Lastly, considerable preclinical and epidemiologic data suggest that vitamin D may play a role in the pathogenesis, progression, and therapy for cancer. The relevance of vitamin D receptor (VDR) gene polymorphisms for various types of cancer has been widely investigated. It has been hypothesized that VDR polymorphisms may influence both the risk of cancer occurrence and prognosis. However, studies investigating the associations between specific VDR polymorphisms and cancer often show controversial results. Data indicating an association of VDR polymorphisms and cancer risk are relevant for breast cancer, prostate cancer, and malignant melanoma. Higher risk of cancer has been linked with lower serum vitamin D levels. Unfortunately, very limited data are available to indicate whether or not giving vitamin D supplements reduces the risk of cancer. Many preclinical studies indicate that exposing cancer cells or vascular endothelial cells derived from tumors, to high concentrations of vitamin D could reduce progression through the cell cycle, induce apoptosis and slow or stop the growth of tumors in vivo. Despite these observations there are no data indicating that one type of cancer is more or less susceptible to the effects of vitamin D. Vitamin D also potentiates the antitumor activity of a number of types of cytotoxic anticancer agents examined in preclinical models. Vitamin D analogs initiate signaling through a number of important pathways, but the pathway(s) essential to the antitumor activities of vitamin D are unclear. In view of the substantial preclinical and epidemiologic data supporting the potential role of vitamin D in cancer, further studies to evaluate the impact of vitamin D replacement on the frequency of cancer and the impact of an appropriate dose and schedule of treatment are indicated.

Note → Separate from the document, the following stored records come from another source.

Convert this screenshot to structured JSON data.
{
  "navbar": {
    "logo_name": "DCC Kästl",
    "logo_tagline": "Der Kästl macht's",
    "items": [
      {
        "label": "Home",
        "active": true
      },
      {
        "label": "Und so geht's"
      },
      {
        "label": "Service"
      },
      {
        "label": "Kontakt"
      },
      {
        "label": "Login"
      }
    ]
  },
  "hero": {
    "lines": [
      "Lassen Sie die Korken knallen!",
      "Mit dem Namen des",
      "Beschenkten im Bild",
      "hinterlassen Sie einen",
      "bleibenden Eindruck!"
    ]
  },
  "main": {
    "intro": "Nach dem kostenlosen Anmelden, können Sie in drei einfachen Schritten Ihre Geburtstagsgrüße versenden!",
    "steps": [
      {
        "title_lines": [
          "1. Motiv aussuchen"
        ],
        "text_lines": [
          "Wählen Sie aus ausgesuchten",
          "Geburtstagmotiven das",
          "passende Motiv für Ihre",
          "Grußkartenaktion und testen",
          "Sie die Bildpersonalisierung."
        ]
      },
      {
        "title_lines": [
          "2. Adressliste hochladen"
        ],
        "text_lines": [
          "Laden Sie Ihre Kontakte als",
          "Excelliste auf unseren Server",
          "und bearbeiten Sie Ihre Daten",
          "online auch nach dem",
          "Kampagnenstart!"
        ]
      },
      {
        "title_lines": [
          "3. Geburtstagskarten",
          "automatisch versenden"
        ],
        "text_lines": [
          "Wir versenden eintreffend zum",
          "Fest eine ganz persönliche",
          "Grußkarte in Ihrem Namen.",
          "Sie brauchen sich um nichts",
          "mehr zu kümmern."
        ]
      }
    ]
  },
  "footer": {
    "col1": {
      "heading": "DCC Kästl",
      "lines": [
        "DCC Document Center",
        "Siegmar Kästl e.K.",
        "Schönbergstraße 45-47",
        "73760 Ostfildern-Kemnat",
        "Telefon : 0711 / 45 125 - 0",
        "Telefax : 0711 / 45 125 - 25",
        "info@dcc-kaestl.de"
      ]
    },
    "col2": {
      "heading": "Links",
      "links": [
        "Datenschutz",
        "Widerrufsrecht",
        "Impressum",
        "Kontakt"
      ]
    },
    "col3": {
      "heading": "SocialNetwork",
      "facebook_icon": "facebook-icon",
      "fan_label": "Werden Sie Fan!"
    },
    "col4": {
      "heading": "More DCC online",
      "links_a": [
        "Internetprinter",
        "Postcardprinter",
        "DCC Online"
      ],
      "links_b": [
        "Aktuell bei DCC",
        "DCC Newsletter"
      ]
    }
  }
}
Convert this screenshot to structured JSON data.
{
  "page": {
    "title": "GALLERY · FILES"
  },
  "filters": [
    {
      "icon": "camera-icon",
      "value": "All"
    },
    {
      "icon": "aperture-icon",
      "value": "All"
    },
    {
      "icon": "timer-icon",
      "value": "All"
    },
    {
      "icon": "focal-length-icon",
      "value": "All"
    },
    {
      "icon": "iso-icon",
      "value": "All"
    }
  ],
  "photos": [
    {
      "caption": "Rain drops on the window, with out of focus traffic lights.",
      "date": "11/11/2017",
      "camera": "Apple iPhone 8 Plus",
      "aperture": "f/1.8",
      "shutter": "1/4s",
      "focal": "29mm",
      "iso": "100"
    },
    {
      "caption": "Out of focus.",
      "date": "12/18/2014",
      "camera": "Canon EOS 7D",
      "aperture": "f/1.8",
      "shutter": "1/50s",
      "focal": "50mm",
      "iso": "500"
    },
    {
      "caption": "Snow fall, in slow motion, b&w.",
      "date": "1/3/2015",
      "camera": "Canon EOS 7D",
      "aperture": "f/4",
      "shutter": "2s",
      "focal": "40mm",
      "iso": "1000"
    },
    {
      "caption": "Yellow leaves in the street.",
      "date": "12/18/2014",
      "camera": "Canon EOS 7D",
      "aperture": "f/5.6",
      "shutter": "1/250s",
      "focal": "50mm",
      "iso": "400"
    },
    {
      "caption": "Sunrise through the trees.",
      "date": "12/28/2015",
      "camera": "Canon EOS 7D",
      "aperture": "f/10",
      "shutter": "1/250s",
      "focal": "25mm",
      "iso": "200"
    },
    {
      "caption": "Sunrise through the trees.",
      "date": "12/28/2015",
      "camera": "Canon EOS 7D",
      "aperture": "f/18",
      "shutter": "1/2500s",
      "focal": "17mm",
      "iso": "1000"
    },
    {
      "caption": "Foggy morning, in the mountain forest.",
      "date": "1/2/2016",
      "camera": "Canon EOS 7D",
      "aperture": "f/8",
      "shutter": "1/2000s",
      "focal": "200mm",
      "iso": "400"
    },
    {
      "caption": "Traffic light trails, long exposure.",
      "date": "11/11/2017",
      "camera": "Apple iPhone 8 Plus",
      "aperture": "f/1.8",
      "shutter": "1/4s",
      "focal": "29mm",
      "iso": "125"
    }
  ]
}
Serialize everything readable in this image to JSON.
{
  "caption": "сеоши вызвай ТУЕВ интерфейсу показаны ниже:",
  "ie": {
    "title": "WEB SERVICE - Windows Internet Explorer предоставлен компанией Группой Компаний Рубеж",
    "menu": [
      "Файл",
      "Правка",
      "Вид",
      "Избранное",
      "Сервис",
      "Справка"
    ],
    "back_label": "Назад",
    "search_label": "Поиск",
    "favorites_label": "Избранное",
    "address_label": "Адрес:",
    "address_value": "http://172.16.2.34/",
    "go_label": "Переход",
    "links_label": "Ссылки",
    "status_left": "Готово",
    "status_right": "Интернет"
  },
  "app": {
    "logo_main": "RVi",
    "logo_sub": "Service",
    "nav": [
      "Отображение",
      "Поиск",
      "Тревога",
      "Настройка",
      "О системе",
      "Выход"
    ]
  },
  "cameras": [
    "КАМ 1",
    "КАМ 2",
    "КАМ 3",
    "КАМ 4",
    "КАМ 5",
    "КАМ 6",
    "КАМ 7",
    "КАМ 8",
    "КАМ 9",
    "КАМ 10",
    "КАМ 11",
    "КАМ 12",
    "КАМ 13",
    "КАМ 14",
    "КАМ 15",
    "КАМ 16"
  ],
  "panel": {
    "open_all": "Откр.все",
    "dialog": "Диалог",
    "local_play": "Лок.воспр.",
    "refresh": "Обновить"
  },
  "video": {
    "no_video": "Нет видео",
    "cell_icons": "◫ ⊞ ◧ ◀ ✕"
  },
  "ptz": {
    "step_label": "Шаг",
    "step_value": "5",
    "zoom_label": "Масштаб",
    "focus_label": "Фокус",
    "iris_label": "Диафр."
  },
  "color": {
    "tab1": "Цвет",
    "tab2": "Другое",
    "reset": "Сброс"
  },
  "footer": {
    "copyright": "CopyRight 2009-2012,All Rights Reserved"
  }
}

The vitamin D and insulin axes are also related to the wider argument of the nutritional background of cancer, tightly linked to the hormonal regulation of cell differentiation.

In conclusion, the endocrine system seems to be a key to open the full understanding of tumoral development. A multifaceted approach involving genetics, cellular and molecular biology, pathophysiology, and oncology would allow a better knowledge of endocrine tumor pathogenesis and eventually to the development of new therapeutic strategies in all the field of the “Cancer Endocrinology.”

Citation: Colao A and Lombardi G (2011) Frontiers in Cancer Endocrinology. Front. Endocrin. 2:7. doi: 10.3389/fendo.2011.00007

Received: 08 December 2010; Accepted: 25 February 2011;
Published online: 11 March 2011.

Copyright: © 2011 Colao and Lombardi. This is an open-access article subject to an exclusive license agreement between the authors and Frontiers Media SA, which permits unrestricted use, distribution, and reproduction in any medium, provided the original authors and source are credited.

*Correspondence: rpivone@tin.it